'The most difficult aspect of the study was the infections', says Mangold, explaining that the fungus cannot take hold inside ant nests; the insects must be roaming free to be susceptible. Even then, the fungus only thrives in the humidity of Brazil or South Carolina, so Mangold, Melissa Ishler and Rachel Loreto had to recreate a warm humid environment in the lab in order to collect the infectious spores from diseased individuals. The team also had to figure out the correct dose of spores to ensure that the ants could not defeat the fungus before it took effect and forced them to lock their jaws tightly onto a piece of foliage.
Swiftly freezing the dying insects and removing their jaw muscles before preserving them and scrutinising the structures in an electron microscope, Missy Hazen and Mangold could see that fungus filaments had penetrated the muscle. However, when the team investigated the structures where nerve signals enter the muscle, they were unaffected; the fungus had not disabled the nervous system to weld the jaws in place. Instead, it looked as if the fungus had caused the muscle to contract so forcefully that the filaments in the muscle fibres - which slide past each other when the muscle contracts - were damaged and swollen. In addition, the fungus had broken the membrane covering the muscle fibres, leaving the fibres exposed and potentially vulnerable to toxins released by the invader. They also noticed tiny bead structures (vesicles) attached to the fungus filaments, which they suspect could be part of the ants' attempts to fight back at the lethal infection, or be packed with fungal toxins that could send the muscle into spasm, causing it to over-contract, clamping the jaws of the zombified ant in place.
However, Mangold adds that there is still more to learn about the fungus's influence on its innocent ant hosts. 'The next steps we want to take include isolating those vesicles and determining whether they are coming from the fungus or the host', she says; and she is keen to find out exactly what is packaged within.
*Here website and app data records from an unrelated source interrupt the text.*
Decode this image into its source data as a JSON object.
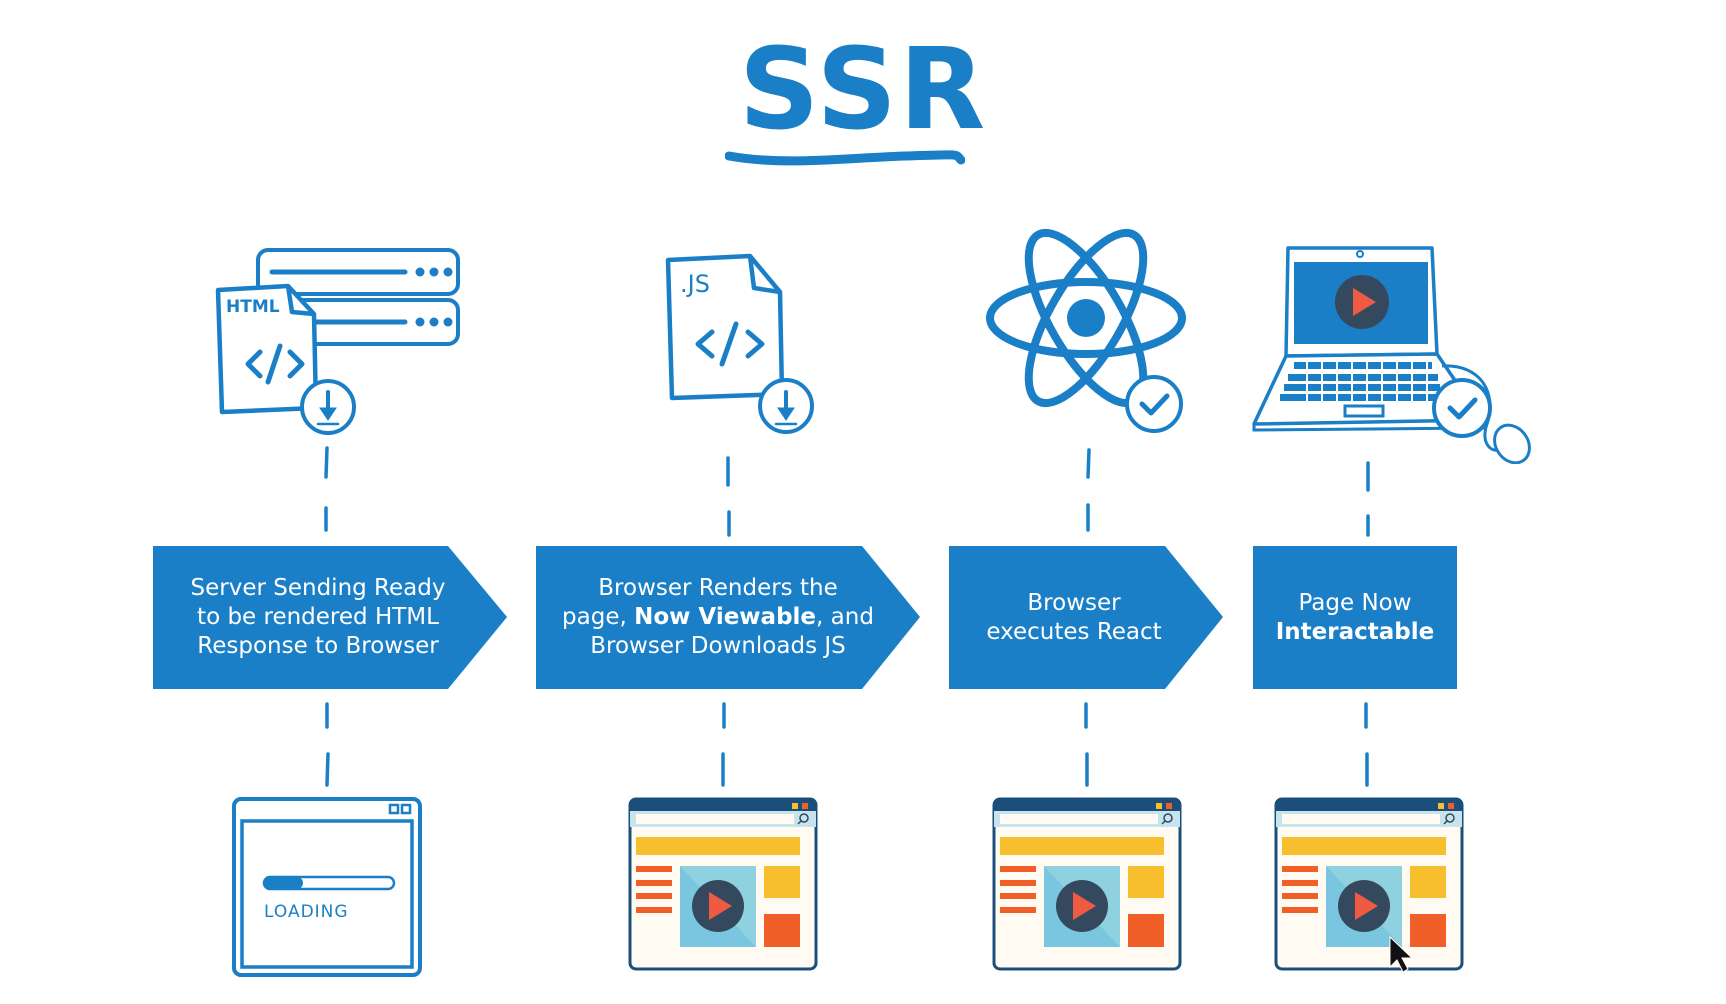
{
  "title": "SSR",
  "colors": {
    "primary": "#1a7fc7",
    "browser_frame": "#1b4f79",
    "yellow": "#f7be2d",
    "orange": "#f05f27",
    "video_bg": "#8fd1df",
    "play_circle": "#34495e",
    "play_triangle": "#ef5a43",
    "page_bg": "#fffbf3"
  },
  "steps": [
    {
      "id": "server-send",
      "icon": "html-file-server-download-icon",
      "icon_label": "HTML",
      "text_lines": [
        "Server Sending Ready",
        "to be rendered HTML",
        "Response to Browser"
      ],
      "bold_segments": [],
      "state_icon": "loading-browser-window-icon",
      "state_label": "LOADING",
      "loading_progress": 0.3
    },
    {
      "id": "browser-renders",
      "icon": "js-file-download-icon",
      "icon_label": ".JS",
      "text_line1": "Browser Renders the",
      "text_line2_pre": "page, ",
      "text_line2_bold": "Now Viewable",
      "text_line2_post": ", and",
      "text_line3": "Browser Downloads JS",
      "state_icon": "rendered-browser-window-icon"
    },
    {
      "id": "executes-react",
      "icon": "react-atom-check-icon",
      "text_lines": [
        "Browser",
        "executes React"
      ],
      "state_icon": "rendered-browser-window-icon"
    },
    {
      "id": "interactable",
      "icon": "laptop-check-mouse-icon",
      "text_line1": "Page Now",
      "text_line2_bold": "Interactable",
      "state_icon": "rendered-browser-window-cursor-icon"
    }
  ]
}
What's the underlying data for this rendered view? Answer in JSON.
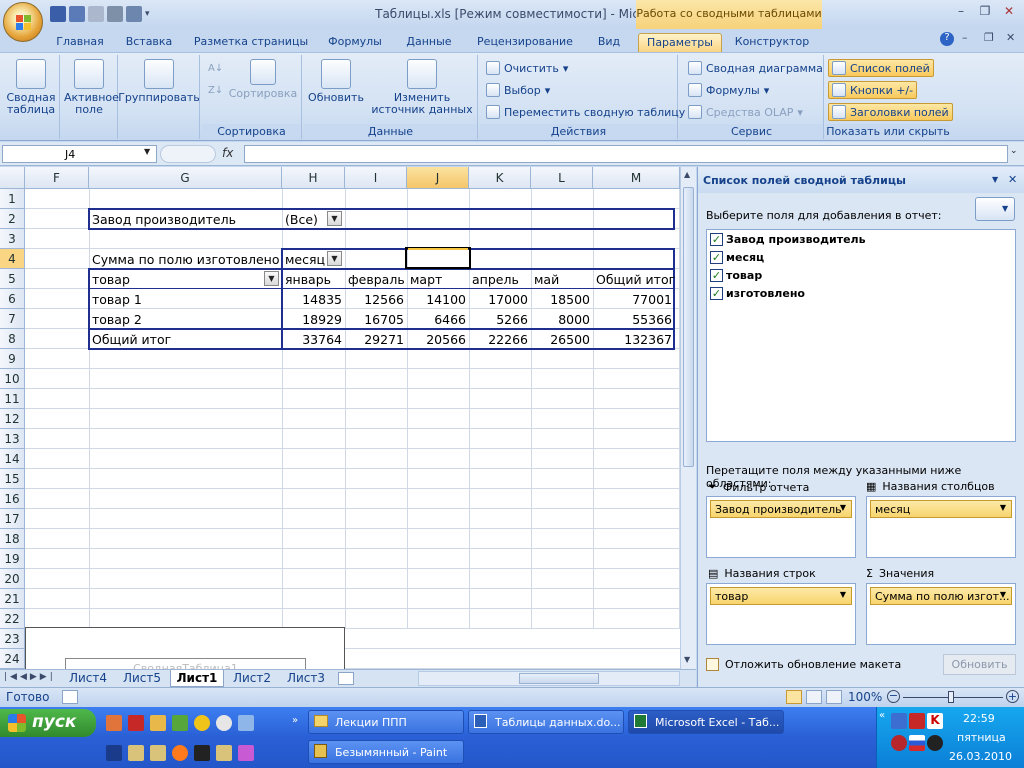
{
  "window": {
    "title": "Таблицы.xls  [Режим совместимости] - Microsoft Excel",
    "context_tab": "Работа со сводными таблицами"
  },
  "tabs": [
    "Главная",
    "Вставка",
    "Разметка страницы",
    "Формулы",
    "Данные",
    "Рецензирование",
    "Вид",
    "Параметры",
    "Конструктор"
  ],
  "active_tab": "Параметры",
  "ribbon": {
    "pivot_table": "Сводная таблица",
    "active_field": "Активное поле",
    "group": "Группировать",
    "sort_group_label": "Сортировка",
    "sort_btn": "Сортировка",
    "refresh": "Обновить",
    "change_source": "Изменить источник данных",
    "data_group_label": "Данные",
    "clear": "Очистить",
    "select": "Выбор",
    "move": "Переместить сводную таблицу",
    "actions_group_label": "Действия",
    "pivot_chart": "Сводная диаграмма",
    "formulas": "Формулы",
    "olap": "Средства OLAP",
    "service_group_label": "Сервис",
    "field_list": "Список полей",
    "buttons": "Кнопки +/-",
    "headers": "Заголовки полей",
    "show_group_label": "Показать или скрыть"
  },
  "formula_bar": {
    "name_box": "J4",
    "fx": "fx",
    "formula": ""
  },
  "columns": [
    "F",
    "G",
    "H",
    "I",
    "J",
    "K",
    "L",
    "M"
  ],
  "rows": [
    "1",
    "2",
    "3",
    "4",
    "5",
    "6",
    "7",
    "8",
    "9",
    "10",
    "11",
    "12",
    "13",
    "14",
    "15",
    "16",
    "17",
    "18",
    "19",
    "20",
    "21",
    "22",
    "23",
    "24"
  ],
  "cells": {
    "filter_label": "Завод производитель",
    "filter_value": "(Все)",
    "data_label": "Сумма по полю изготовлено",
    "col_field": "месяц",
    "row_field": "товар",
    "months": [
      "январь",
      "февраль",
      "март",
      "апрель",
      "май",
      "Общий итог"
    ],
    "row_items": [
      {
        "label": "товар 1",
        "values": [
          "14835",
          "12566",
          "14100",
          "17000",
          "18500",
          "77001"
        ]
      },
      {
        "label": "товар 2",
        "values": [
          "18929",
          "16705",
          "6466",
          "5266",
          "8000",
          "55366"
        ]
      },
      {
        "label": "Общий итог",
        "values": [
          "33764",
          "29271",
          "20566",
          "22266",
          "26500",
          "132367"
        ]
      }
    ],
    "pivot_placeholder": "СводнаяТаблица1"
  },
  "sheets": [
    "Лист4",
    "Лист5",
    "Лист1",
    "Лист2",
    "Лист3"
  ],
  "active_sheet": "Лист1",
  "status": {
    "ready": "Готово",
    "zoom": "100%"
  },
  "pane": {
    "title": "Список полей сводной таблицы",
    "choose": "Выберите поля для добавления в отчет:",
    "fields": [
      "Завод производитель",
      "месяц",
      "товар",
      "изготовлено"
    ],
    "drag": "Перетащите поля между указанными ниже областями:",
    "filter_area": "Фильтр отчета",
    "columns_area": "Названия столбцов",
    "rows_area": "Названия строк",
    "values_area": "Значения",
    "filter_chip": "Завод производитель",
    "columns_chip": "месяц",
    "rows_chip": "товар",
    "values_chip": "Сумма по полю изгот...",
    "defer": "Отложить обновление макета",
    "update": "Обновить"
  },
  "taskbar": {
    "start": "пуск",
    "items": [
      "Лекции ППП",
      "Таблицы данных.do...",
      "Microsoft Excel - Таб...",
      "Безымянный - Paint"
    ],
    "time": "22:59",
    "day": "пятница",
    "date": "26.03.2010"
  }
}
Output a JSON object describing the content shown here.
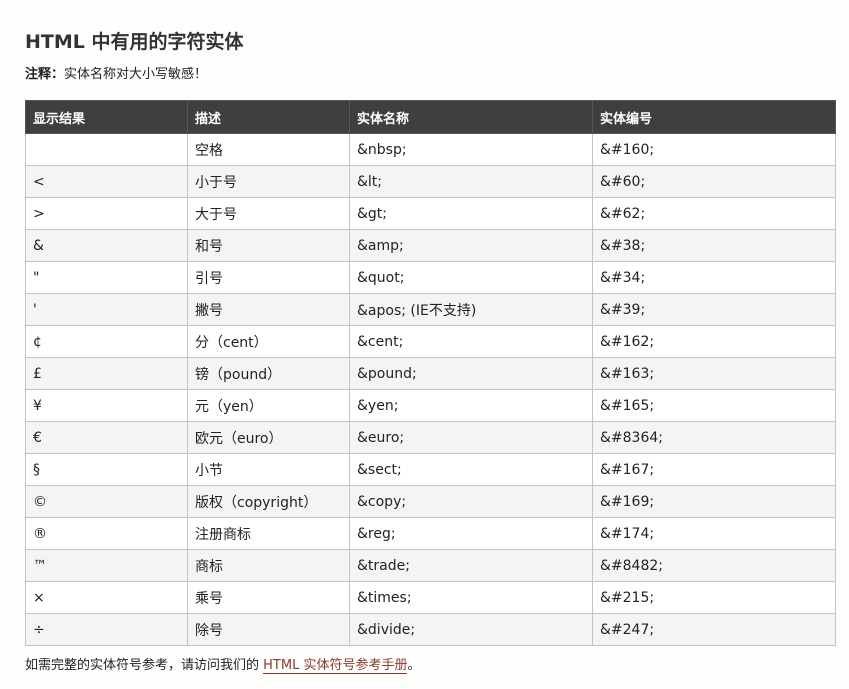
{
  "title": "HTML 中有用的字符实体",
  "note": {
    "label": "注释：",
    "text": "实体名称对大小写敏感！"
  },
  "table": {
    "headers": [
      "显示结果",
      "描述",
      "实体名称",
      "实体编号"
    ],
    "rows": [
      [
        "",
        "空格",
        "&nbsp;",
        "&#160;"
      ],
      [
        "<",
        "小于号",
        "&lt;",
        "&#60;"
      ],
      [
        ">",
        "大于号",
        "&gt;",
        "&#62;"
      ],
      [
        "&",
        "和号",
        "&amp;",
        "&#38;"
      ],
      [
        "\"",
        "引号",
        "&quot;",
        "&#34;"
      ],
      [
        "'",
        "撇号",
        "&apos; (IE不支持)",
        "&#39;"
      ],
      [
        "¢",
        "分（cent）",
        "&cent;",
        "&#162;"
      ],
      [
        "£",
        "镑（pound）",
        "&pound;",
        "&#163;"
      ],
      [
        "¥",
        "元（yen）",
        "&yen;",
        "&#165;"
      ],
      [
        "€",
        "欧元（euro）",
        "&euro;",
        "&#8364;"
      ],
      [
        "§",
        "小节",
        "&sect;",
        "&#167;"
      ],
      [
        "©",
        "版权（copyright）",
        "&copy;",
        "&#169;"
      ],
      [
        "®",
        "注册商标",
        "&reg;",
        "&#174;"
      ],
      [
        "™",
        "商标",
        "&trade;",
        "&#8482;"
      ],
      [
        "×",
        "乘号",
        "&times;",
        "&#215;"
      ],
      [
        "÷",
        "除号",
        "&divide;",
        "&#247;"
      ]
    ]
  },
  "footer": {
    "text": "如需完整的实体符号参考，请访问我们的 ",
    "link": "HTML 实体符号参考手册",
    "end": "。"
  },
  "colors": {
    "header_bg": "#3f3f3f",
    "link": "#8b3a2f"
  }
}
In the meantime, I hope your dreams aren't too haunted by the prospect of hordes of zombie ants scrambling to their final destiny.